The U.N. Framework Convention on Climate Change 21st Conference of the Parties, or COP21, was a tough act to follow. At that event in 2015, delegates from 195 countries came together in Paris and adopted a landmark agreement to address climate change. The accord, known as the Paris Agreement, laid out the signatories' intention to limit global warming to less than 2 degrees Celsius (and, ideally, well under that mark) by curbing greenhouse gas emissions and decarbonizing the global economy by 2060. Two years later, however, it's becoming increasingly clear that fulfilling the accord's objectives won't be enough to halt the effects of global warming. What's more, though COP21 established an ambitious plan for addressing climate change, it left hashing out the details for another year, another conference.

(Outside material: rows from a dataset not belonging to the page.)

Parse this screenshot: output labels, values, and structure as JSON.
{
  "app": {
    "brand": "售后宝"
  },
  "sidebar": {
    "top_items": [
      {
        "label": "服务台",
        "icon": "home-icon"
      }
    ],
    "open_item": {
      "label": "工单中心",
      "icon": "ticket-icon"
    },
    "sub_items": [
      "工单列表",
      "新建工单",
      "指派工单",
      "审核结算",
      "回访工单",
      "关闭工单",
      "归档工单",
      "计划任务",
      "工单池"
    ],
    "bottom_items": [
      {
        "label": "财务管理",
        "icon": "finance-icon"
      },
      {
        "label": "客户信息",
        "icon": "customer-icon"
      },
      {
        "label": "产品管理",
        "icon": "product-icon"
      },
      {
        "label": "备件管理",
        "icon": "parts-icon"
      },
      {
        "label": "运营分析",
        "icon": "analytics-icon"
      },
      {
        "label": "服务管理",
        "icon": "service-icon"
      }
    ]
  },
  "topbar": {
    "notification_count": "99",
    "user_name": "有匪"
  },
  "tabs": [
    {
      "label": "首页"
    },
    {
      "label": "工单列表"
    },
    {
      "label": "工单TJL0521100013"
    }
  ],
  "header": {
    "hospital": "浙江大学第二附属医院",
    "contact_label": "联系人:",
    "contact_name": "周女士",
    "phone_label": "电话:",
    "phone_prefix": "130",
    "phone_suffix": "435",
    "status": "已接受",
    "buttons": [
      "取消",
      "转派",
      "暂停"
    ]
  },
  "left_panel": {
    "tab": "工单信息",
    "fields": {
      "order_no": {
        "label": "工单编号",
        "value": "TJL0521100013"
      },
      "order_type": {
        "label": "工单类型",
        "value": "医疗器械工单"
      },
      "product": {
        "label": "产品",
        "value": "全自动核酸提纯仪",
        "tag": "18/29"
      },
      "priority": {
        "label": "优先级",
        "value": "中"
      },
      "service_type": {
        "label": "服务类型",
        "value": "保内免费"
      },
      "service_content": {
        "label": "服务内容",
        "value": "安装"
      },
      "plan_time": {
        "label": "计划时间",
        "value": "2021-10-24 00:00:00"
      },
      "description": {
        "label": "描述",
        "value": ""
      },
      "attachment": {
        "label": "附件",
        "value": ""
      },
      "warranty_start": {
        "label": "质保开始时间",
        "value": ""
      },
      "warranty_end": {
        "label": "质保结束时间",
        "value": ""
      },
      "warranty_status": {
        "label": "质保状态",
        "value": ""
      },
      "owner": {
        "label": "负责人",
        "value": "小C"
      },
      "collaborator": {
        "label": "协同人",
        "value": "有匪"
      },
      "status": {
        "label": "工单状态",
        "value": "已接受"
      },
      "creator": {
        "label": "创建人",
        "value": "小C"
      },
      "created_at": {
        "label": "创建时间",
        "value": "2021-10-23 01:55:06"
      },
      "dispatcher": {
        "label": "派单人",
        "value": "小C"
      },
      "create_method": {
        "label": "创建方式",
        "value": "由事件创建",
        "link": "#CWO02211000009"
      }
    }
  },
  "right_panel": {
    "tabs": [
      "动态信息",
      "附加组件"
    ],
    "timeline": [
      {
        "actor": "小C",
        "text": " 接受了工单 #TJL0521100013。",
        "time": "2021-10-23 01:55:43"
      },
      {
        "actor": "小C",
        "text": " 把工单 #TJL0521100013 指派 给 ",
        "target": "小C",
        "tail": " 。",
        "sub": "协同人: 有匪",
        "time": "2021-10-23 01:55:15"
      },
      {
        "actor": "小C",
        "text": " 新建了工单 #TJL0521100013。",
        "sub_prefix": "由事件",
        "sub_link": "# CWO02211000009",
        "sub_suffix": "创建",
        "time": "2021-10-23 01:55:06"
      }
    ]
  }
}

Expectations were high that this year's 23rd Conference of the Parties, or COP23, would offer the perfect venue for fleshing out the Paris Agreement. The summit, which Fiji presided over, drew 22,000 people from all over the world to Bonn, Germany, on Nov. 6-17 to hash out the next steps toward addressing climate change. COP23 lacked the fanfare of COP21, and some critics argued that its participants failed to take any meaningful action over the course of the meeting. On the conference's conclusion, the main takeaway was that climate change is still a top priority for policymakers, economists and voters worldwide. But that message, and the decisions that came out of COP23, nonetheless represented an achievement in the international fight against climate change.